    It took a Bush-Cheney administration to make one long for the likes of Buchanan and his ilk.

    Where’s the “Take Back The **Republican Party” movement?

    Oh, yeah, tax breaks for the rich… I forgot.


  • Shark

    MD: “…you really think antipathy toward what someone else is doing in his or her bedroom runs that deep?”

    Um, it’s not about the bedroom.

    A couple of more shots of gay couples tongue kissing on the steps of city hall, AND SHARK IS GOING TO WORK FOR BUSH.


  • Okay, I have been straight since infancy. (Can vaguely remember thinking men were hot very early on.) Maybe I am missing some sense of things here. My position is that we don’t know why a minority of humans are homosexual. But, all through history that minority has existed and will continue to do so. Since their sexual activities are private just like heterosexuals’, I can’t think of any reason to have special rules for them. Most significantly, in this context, I can’t think of any real harm that would be caused by recognizing gay marriage. Is there some error in my thinking I am not seeing?

  • i don’t understand the gay marriage freakout either.

    on the other hand, i’m not convervative, not religious and…well, that’s it.

    social conservatism is some powerful voodoo.

  • JR

    Republican are going to have to distance themselves from Bush if he loses the election. On the other hand, failing to close ranks behind him could be what loses the election.

    Wow, tough to be a Republican these days. I can’t believe they didn’t foresee this when they nominated such a weak candidate four years ago. I mean, even the parents favored Jeb.

  • JR, that last part is cruel. If Shrub sees it, you will have driven him to drink . . . if he ever stopped.

    (Also, check your mail. I sent you an URL I don’t want to post.)

  • Eric Olsen

    As I said, this is a turning point and it can go either way. ialso hope the gay marriage bashing is not Bush’s Big Political Move – it’s pathetic, bigoted and shouldn’t be what he is about. He should be selling the cruciality of the war on terror – that’s his strength, that’s his one real conviction, as far as I can tell.

  • Come on, what strength?

    He’s an empty suit. And the tailor wants it back.
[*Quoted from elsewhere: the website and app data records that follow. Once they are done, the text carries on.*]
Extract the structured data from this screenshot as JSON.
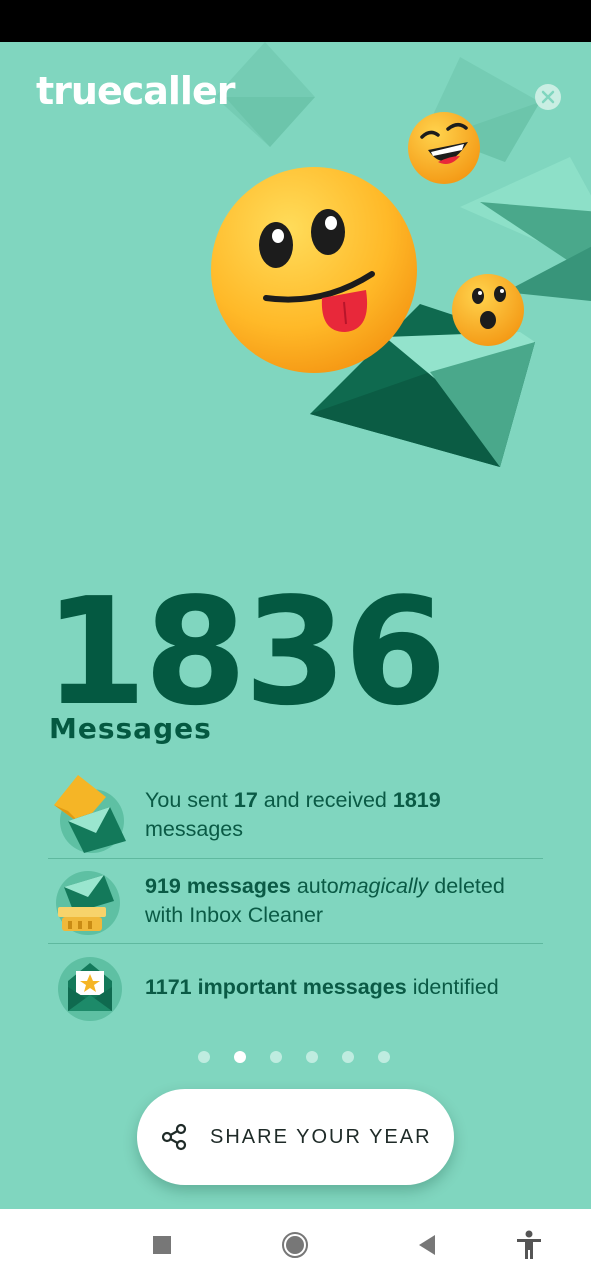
{
  "brand": {
    "logo_text": "truecaller"
  },
  "summary": {
    "count": "1836",
    "label": "Messages"
  },
  "stats": [
    {
      "icon": "envelopes-icon",
      "t1": "You sent ",
      "b1": "17",
      "t2": " and received ",
      "b2": "1819",
      "t3": " messages"
    },
    {
      "icon": "inbox-cleaner-icon",
      "b1": "919 messages",
      "t1": " auto",
      "i1": "magically",
      "t2": " deleted with Inbox Cleaner"
    },
    {
      "icon": "important-envelope-icon",
      "b1": "1171 important messages",
      "t1": " identified"
    }
  ],
  "pagination": {
    "total": 6,
    "active_index": 1
  },
  "share": {
    "label": "SHARE YOUR YEAR",
    "icon": "share-icon"
  },
  "colors": {
    "background": "#80d6bf",
    "dark_green": "#045941",
    "text_green": "#0a5a45",
    "emoji_yellow": "#ffb928",
    "white": "#ffffff"
  },
  "nav": {
    "icons": [
      "recents-icon",
      "home-icon",
      "back-icon",
      "accessibility-icon"
    ]
  }
}
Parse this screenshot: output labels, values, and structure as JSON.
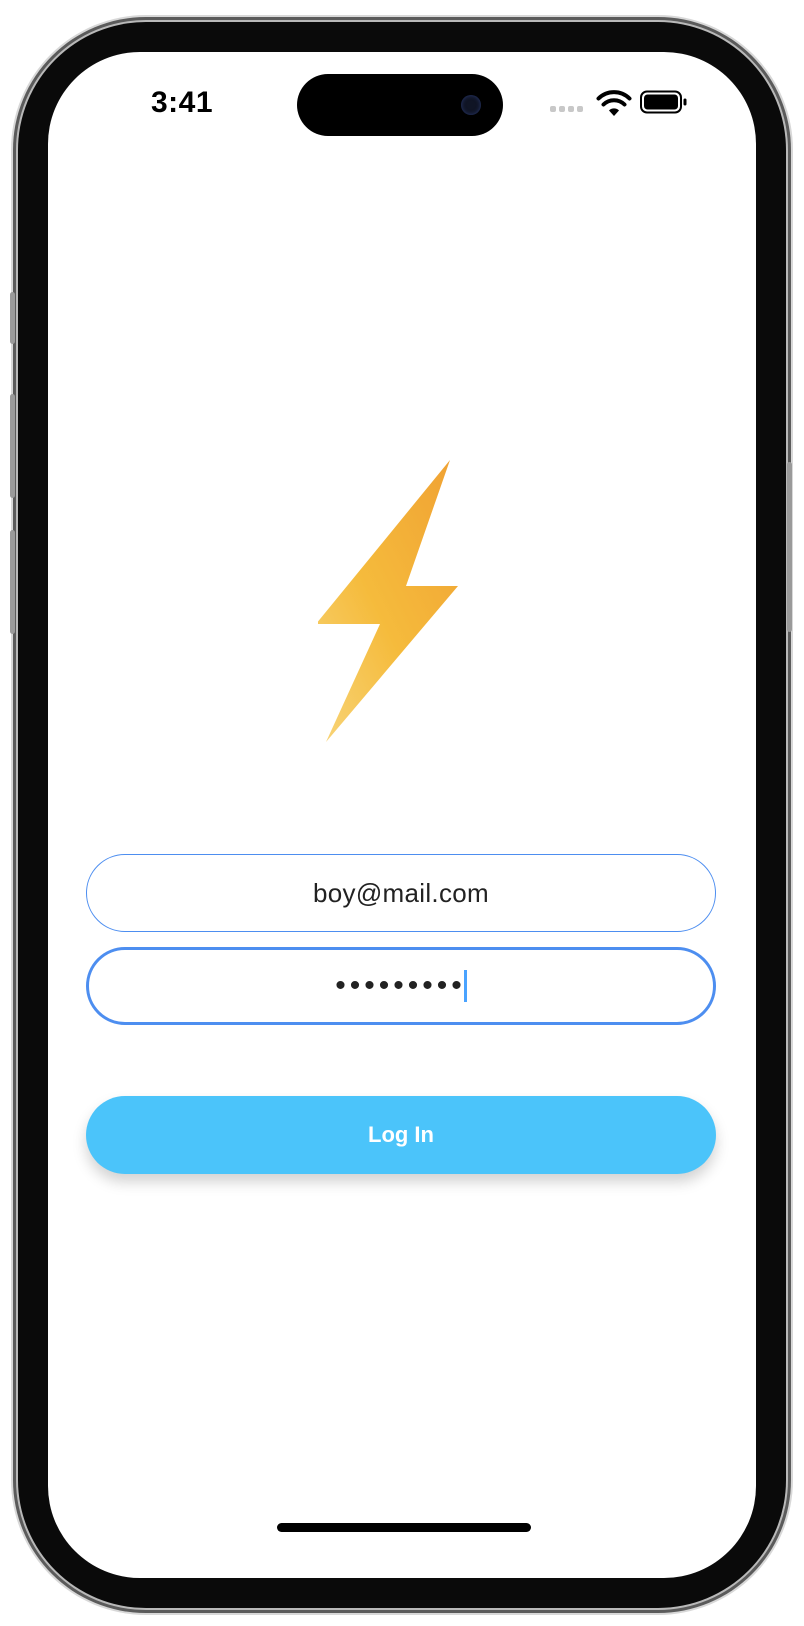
{
  "status_bar": {
    "time": "3:41",
    "icons": [
      "cellular-signal-icon",
      "wifi-icon",
      "battery-icon"
    ]
  },
  "app": {
    "logo_icon": "lightning-bolt-icon",
    "email": {
      "value": "boy@mail.com"
    },
    "password": {
      "value": "•••••••••",
      "focused": true
    },
    "login_button": {
      "label": "Log In"
    }
  },
  "colors": {
    "accent": "#4d8ef0",
    "button": "#4bc4fa",
    "bolt_top": "#f0a133",
    "bolt_bottom": "#f8d57a"
  }
}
  • LOL @ Hal. Gee, are you guys throwing the zingers today.

    Eric, I’m not sure Shrub will understand that much of the population doesn’t toss its cookies at the thought of gays ‘doing it.’ I wasn’t invited to those meetings. Neither was Hal or Shark. Karl Rove presided. Jerry Falwell and Pat Robertson held forth. Those are the people who have Shrub’s ear and what he heard from them was not balanced.

  • Shark

    I remember a few years ago when the Republicans had one of their little ‘closed door’ strategy meetings to decide that the next big Democrat Buster would be a ‘Balanced Budget Amendment’.


    That was their mantra then.

    Seems pretty funny now.

    How quickly we forget.

    And Eric, as to Bush reelection plans, I think we’re going to be hearing “madman” “liberation” and “fighting terrorism” a lot these next few months.

    If the Dems are really smart, they’ll push Bush to invade Pakistan and Saudi Arabia as the next step in fighting terrorism.

    Oh yeah, and Florida.

    PS: I hear they’re adapting the “Missile Defense System” with a new low-altitude setting:

    “Crop Duster”